The Effect of Meditation on Heart Rate Variability

Author: Rhianna Gonzales1, Sarah R Hartman1, Courtney Luckenbill1, Hannah Logan1, Spencer Cassel1, H S Kieffer2
1 Messiah University, Mechanicsburg, PA.
2 Applied Health Science, Messiah University, Mechanicsburg, PA.
Conference/Journal: FASEB J
Date published: 2022 May 1
Other: Volume ID: 36 Suppl 1 , Special Notes: doi: 10.1096/fasebj.2022.36.S1.R3821. , Word Count: 383

Heart rate variability (HRV) has been utilized in both medicine and sports sciences as an important marker for managing stress, indicating diseased states, and monitoring training/recovery. HRV reflects the autonomic balance of the sympathetic (SNS) and parasympathetic (PNS) nervous systems. High PNS activity is correlated to high HRV. The frequency and time domains of an ECG may be analyzed to determine the influence of PNS activity. HRV has been shown to be influenced by exercise training; however, meditation and guiding breathing techniques may also influence HRV.

To evaluate the effect of a short, guided meditation session on the measures of heart rate variability of inexperienced meditators.

39 participants (18-21 years) volunteered and gave informed consent. During the experimental session, a Polar H10 heart rate monitor was fitted around the subject to record a 15-minute ECG. The breathing protocol consisted of sitting in a comfortable position and continuous 5-minute stages of spontaneous breathing (SP1), controlled breathing (CB), and returning to spontaneous breathing (SP2). During CB, a 6 breath/min guided protocol was followed using a commercially available App. A one-way ANOVA with repeated measures was conducted for each variable using SPSS, p > 0.05.

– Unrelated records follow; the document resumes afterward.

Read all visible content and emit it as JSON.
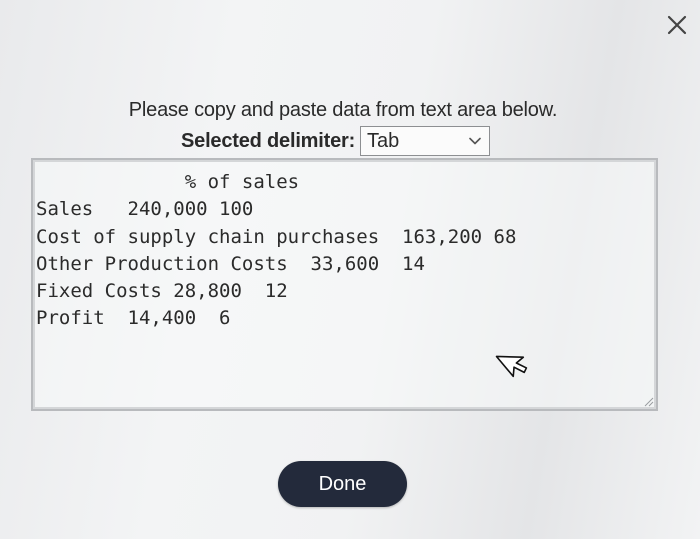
{
  "dialog": {
    "close_icon": "close-icon",
    "instructions": "Please copy and paste data from text area below.",
    "delimiter_label": "Selected delimiter:",
    "delimiter_value": "Tab",
    "text_area": {
      "lines": [
        "             % of sales",
        "Sales\t240,000 100",
        "Cost of supply chain purchases\t163,200 68",
        "Other Production Costs\t33,600\t14",
        "Fixed Costs\t28,800\t12",
        "Profit\t14,400\t6"
      ]
    },
    "done_label": "Done"
  }
}
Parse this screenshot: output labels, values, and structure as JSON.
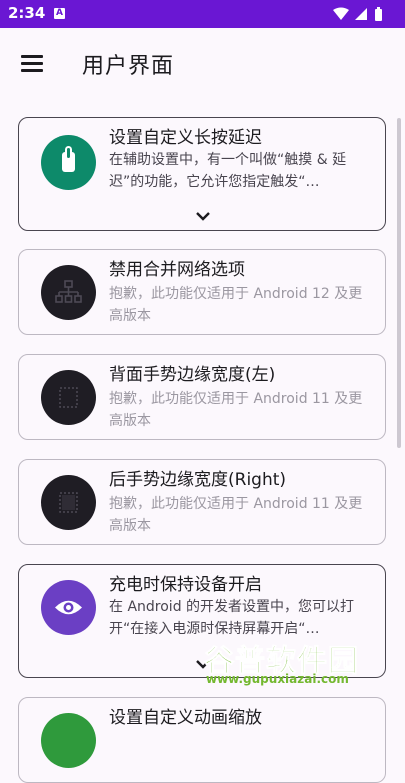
{
  "status_bar": {
    "time": "2:34",
    "notification_glyph": "A",
    "icons": [
      "wifi-icon",
      "signal-icon",
      "battery-icon"
    ]
  },
  "app_bar": {
    "title": "用户界面",
    "menu_icon": "hamburger-menu-icon"
  },
  "cards": [
    {
      "title": "设置自定义长按延迟",
      "desc": "在辅助设置中，有一个叫做“触摸 & 延迟”的功能，它允许您指定触发“…",
      "icon": "touch-hand-icon",
      "color": "#0d8a6a",
      "expanded_indicator": "chevron-down-icon"
    },
    {
      "title": "禁用合并网络选项",
      "desc": "抱歉，此功能仅适用于 Android 12 及更高版本",
      "icon": "network-icon",
      "color": "#1f1d24",
      "disabled": true
    },
    {
      "title": "背面手势边缘宽度(左)",
      "desc": "抱歉，此功能仅适用于 Android 11 及更高版本",
      "icon": "edge-left-icon",
      "color": "#1f1d24",
      "disabled": true
    },
    {
      "title": "后手势边缘宽度(Right)",
      "desc": "抱歉，此功能仅适用于 Android 11 及更高版本",
      "icon": "edge-right-icon",
      "color": "#1f1d24",
      "disabled": true
    },
    {
      "title": "充电时保持设备开启",
      "desc": "在 Android 的开发者设置中，您可以打开“在接入电源时保持屏幕开启“…",
      "icon": "eye-icon",
      "color": "#6b3fc4",
      "expanded_indicator": "chevron-down-icon"
    },
    {
      "title": "设置自定义动画缩放",
      "icon": "animation-icon",
      "color": "#2f9a3c"
    }
  ],
  "watermark": {
    "text": "谷普软件园",
    "url": "www.gupuxiazai.com"
  }
}
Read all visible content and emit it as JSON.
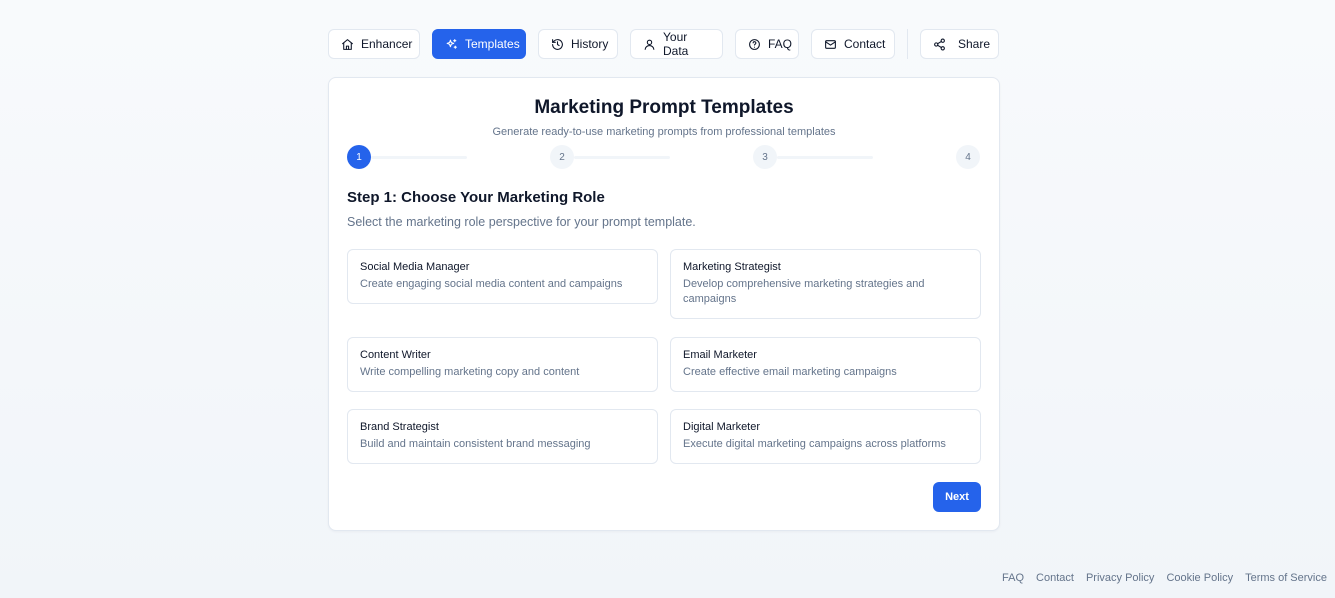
{
  "nav": {
    "items": [
      {
        "label": "Enhancer",
        "icon": "home-icon"
      },
      {
        "label": "Templates",
        "icon": "sparkles-icon",
        "active": true
      },
      {
        "label": "History",
        "icon": "history-icon"
      },
      {
        "label": "Your Data",
        "icon": "user-icon"
      },
      {
        "label": "FAQ",
        "icon": "help-circle-icon"
      },
      {
        "label": "Contact",
        "icon": "mail-icon"
      }
    ],
    "share_label": "Share"
  },
  "card": {
    "title": "Marketing Prompt Templates",
    "subtitle": "Generate ready-to-use marketing prompts from professional templates",
    "steps": [
      "1",
      "2",
      "3",
      "4"
    ],
    "current_step": 1,
    "step_heading": "Step 1: Choose Your Marketing Role",
    "step_description": "Select the marketing role perspective for your prompt template.",
    "roles": [
      {
        "title": "Social Media Manager",
        "description": "Create engaging social media content and campaigns"
      },
      {
        "title": "Marketing Strategist",
        "description": "Develop comprehensive marketing strategies and campaigns"
      },
      {
        "title": "Content Writer",
        "description": "Write compelling marketing copy and content"
      },
      {
        "title": "Email Marketer",
        "description": "Create effective email marketing campaigns"
      },
      {
        "title": "Brand Strategist",
        "description": "Build and maintain consistent brand messaging"
      },
      {
        "title": "Digital Marketer",
        "description": "Execute digital marketing campaigns across platforms"
      }
    ],
    "next_label": "Next"
  },
  "footer": {
    "links": [
      "FAQ",
      "Contact",
      "Privacy Policy",
      "Cookie Policy",
      "Terms of Service"
    ]
  },
  "colors": {
    "accent": "#2563eb",
    "border": "#e2e8f0",
    "muted_text": "#64748b",
    "text": "#0f172a"
  }
}
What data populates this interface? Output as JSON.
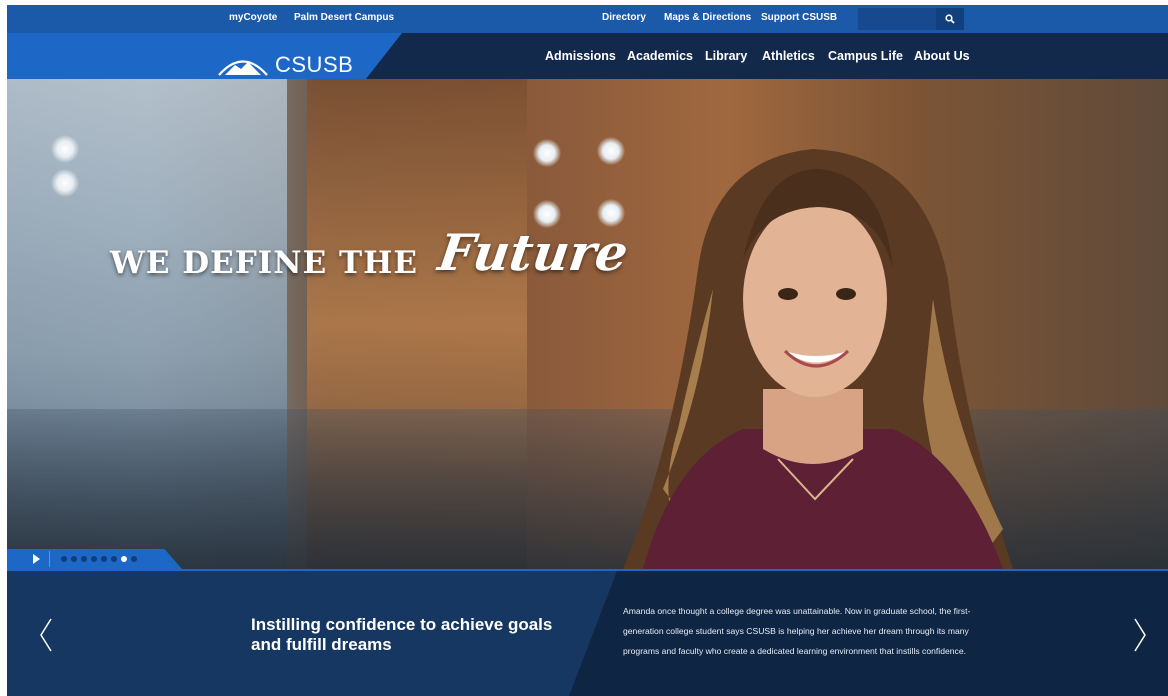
{
  "utility_nav": {
    "left_links": [
      "myCoyote",
      "Palm Desert Campus"
    ],
    "right_links": [
      "Directory",
      "Maps & Directions",
      "Support CSUSB"
    ],
    "search_placeholder": ""
  },
  "brand": {
    "logo_text": "CSUSB"
  },
  "main_nav": {
    "items": [
      "Admissions",
      "Academics",
      "Library",
      "Athletics",
      "Campus Life",
      "About Us"
    ]
  },
  "hero": {
    "headline": "WE DEFINE THE",
    "headline_script": "Future",
    "slide_count": 8,
    "active_slide": 7
  },
  "caption": {
    "title": "Instilling confidence to achieve goals and fulfill dreams",
    "body": "Amanda once thought a college degree was unattainable. Now in graduate school, the first-generation college student says CSUSB is helping her achieve her dream through its many programs and faculty who create a dedicated learning environment that instills confidence."
  },
  "colors": {
    "brand_blue": "#1d67c7",
    "navy": "#12294b",
    "utility_blue": "#1b5aa8"
  },
  "icons": {
    "search": "search-icon",
    "play": "play-icon",
    "prev": "chevron-left-icon",
    "next": "chevron-right-icon",
    "logo": "mountain-logo-icon"
  }
}
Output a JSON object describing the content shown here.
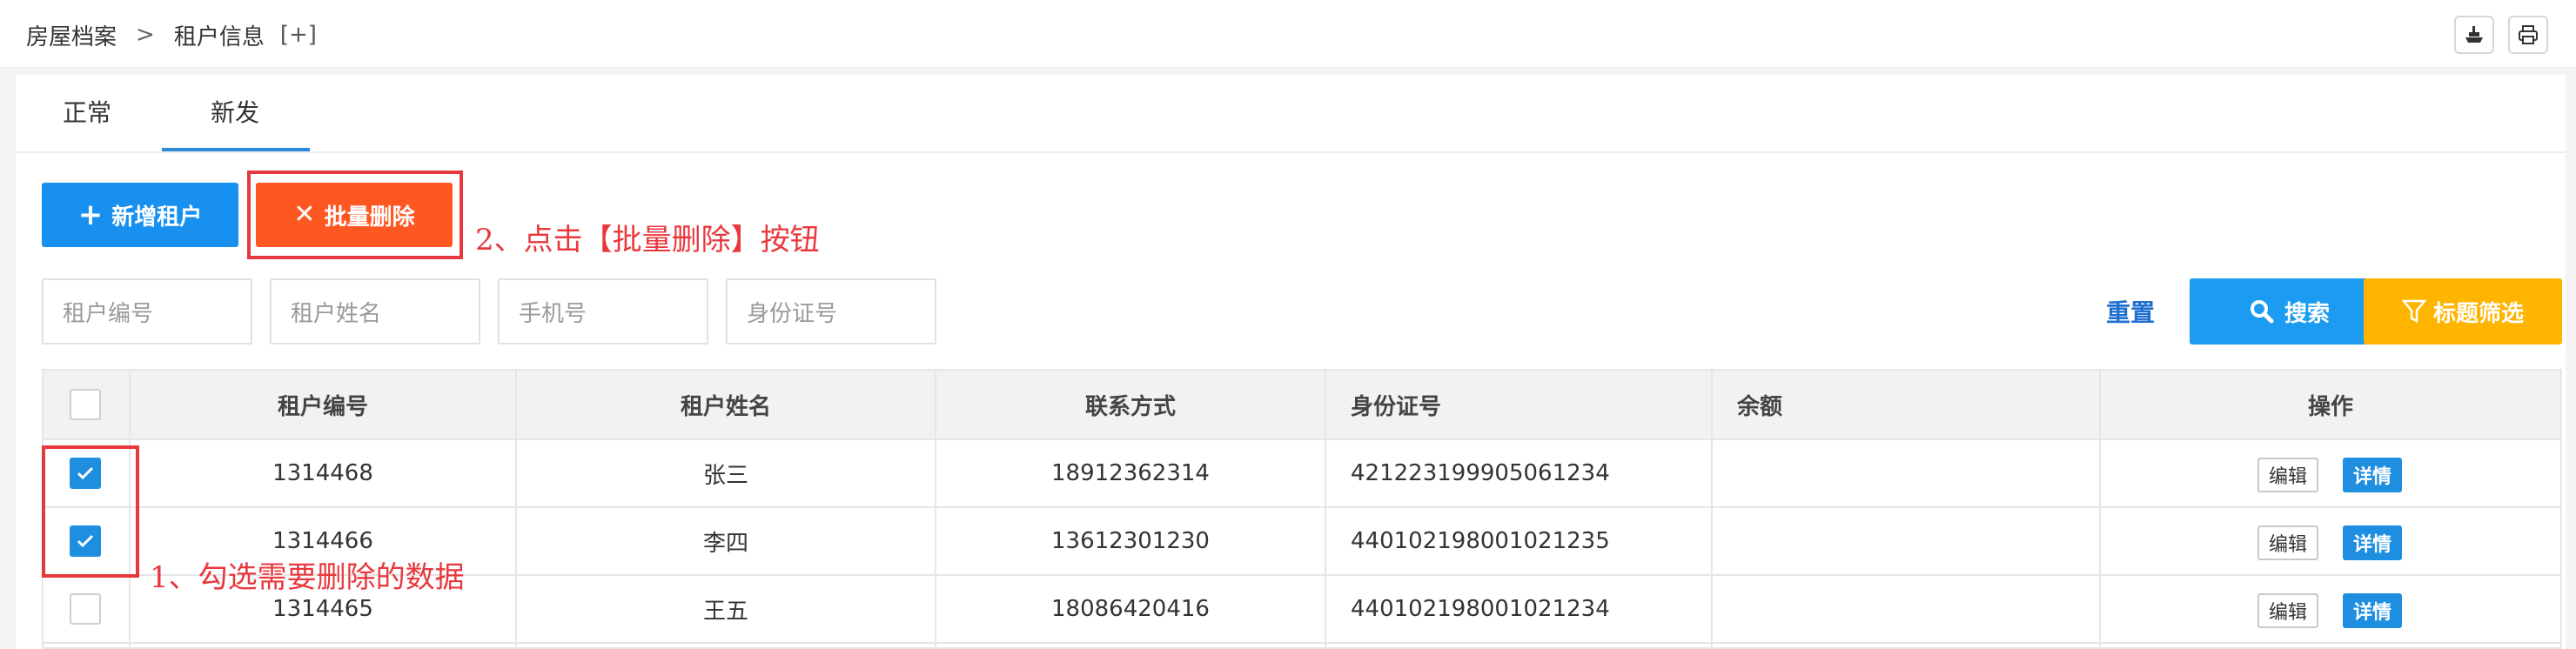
{
  "breadcrumb": {
    "root": "房屋档案",
    "separator": ">",
    "current": "租户信息",
    "expand": "[+]"
  },
  "tabs": [
    "正常",
    "新发"
  ],
  "toolbar": {
    "add": "新增租户",
    "batch_delete": "批量删除"
  },
  "annotations": {
    "step2": "2、点击【批量删除】按钮",
    "step1": "1、勾选需要删除的数据"
  },
  "filters": {
    "tenant_id": "租户编号",
    "tenant_name": "租户姓名",
    "phone": "手机号",
    "id_card": "身份证号"
  },
  "actions": {
    "reset": "重置",
    "search": "搜索",
    "title_filter": "标题筛选"
  },
  "table": {
    "headers": [
      "租户编号",
      "租户姓名",
      "联系方式",
      "身份证号",
      "余额",
      "操作"
    ],
    "rows": [
      {
        "checked": true,
        "id": "1314468",
        "name": "张三",
        "phone": "18912362314",
        "id_card": "421223199905061234",
        "balance": ""
      },
      {
        "checked": true,
        "id": "1314466",
        "name": "李四",
        "phone": "13612301230",
        "id_card": "440102198001021235",
        "balance": ""
      },
      {
        "checked": false,
        "id": "1314465",
        "name": "王五",
        "phone": "18086420416",
        "id_card": "440102198001021234",
        "balance": ""
      }
    ],
    "row_actions": {
      "edit": "编辑",
      "detail": "详情"
    }
  },
  "colors": {
    "primary": "#1890ef",
    "danger": "#ff5722",
    "warning": "#ffb400",
    "annotation": "#e8383d"
  }
}
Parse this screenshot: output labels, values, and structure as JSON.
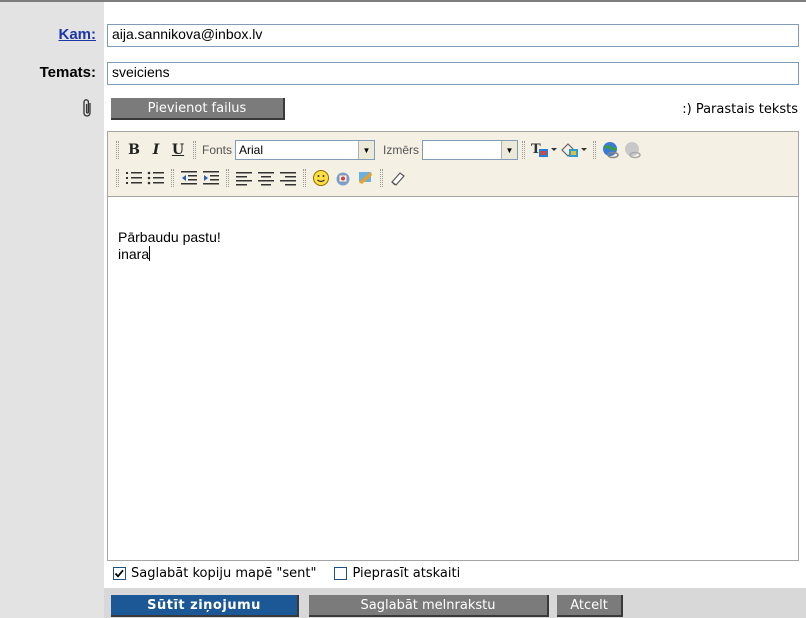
{
  "form": {
    "to_label": "Kam:",
    "to_value": "aija.sannikova@inbox.lv",
    "subject_label": "Temats:",
    "subject_value": "sveiciens",
    "attach_button": "Pievienot failus",
    "plain_text_link": ":) Parastais teksts"
  },
  "toolbar": {
    "bold": "B",
    "italic": "I",
    "underline": "U",
    "font_label": "Fonts",
    "font_value": "Arial",
    "size_label": "Izmērs",
    "size_value": ""
  },
  "editor": {
    "lines": [
      "Pārbaudu pastu!",
      "inara"
    ]
  },
  "options": {
    "save_copy_label": "Saglabāt kopiju mapē \"sent\"",
    "save_copy_checked": true,
    "read_receipt_label": "Pieprasīt atskaiti",
    "read_receipt_checked": false
  },
  "actions": {
    "send": "Sūtīt ziņojumu",
    "save_draft": "Saglabāt melnrakstu",
    "cancel": "Atcelt"
  },
  "colors": {
    "link": "#1c35a8",
    "send_button": "#1d5896",
    "gray_button": "#7b7b7b",
    "toolbar_bg": "#f4f0e4"
  }
}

CB produced a significant increase in heart rate from 70.6+11.9 bpm to 72.9+10.4 bpm (p<0.005) during CB, and then decreased to 71.7+10.3 bpm (p<0.05). Measures of the frequency domain included high frequency (HF) and low frequency (LF) power. HF significantly decreased from 49.2+21.1 nu during SP1, to 16.6+9.9 nu (p<0.005), and returned to 34.6+18.3 nu (p<0.005). For LF, SP1 was 50.9+21.0 nu, significancy increased to 83.4+9.9 nu (p<0.005), and returned to 65.4+18.3 nu (p<0.005). The measures of the time domain included rMSSD and SDNN. rMSSD at SP1 was 60.9+33.8, significantly increased to 74.2+36.6 (p<0.005), and returned to 56.0+33.1 (p<0.005). The SP1 for SDNN was 62.7+31.4, significantly increased to 110.4+39.6 (p<0.005), and returned to 66.1+29.7 (p<0.005).

The direction and magnitude of change in frequency domain (HR, HF and LF) may initially suggest a dampening of the PNS. However, CB has been shown to initiate SNS activity which is represented in the frequency measures. In short-term HRV measures, rMSSD and SDNN are the more appropriate measures to consider for the PNS activity. Thus, the results of this study indicate that a short session of CB may stimulate a PNS response.

PMID: 35554405 DOI: 10.1096/fasebj.2022.36.S1.R3821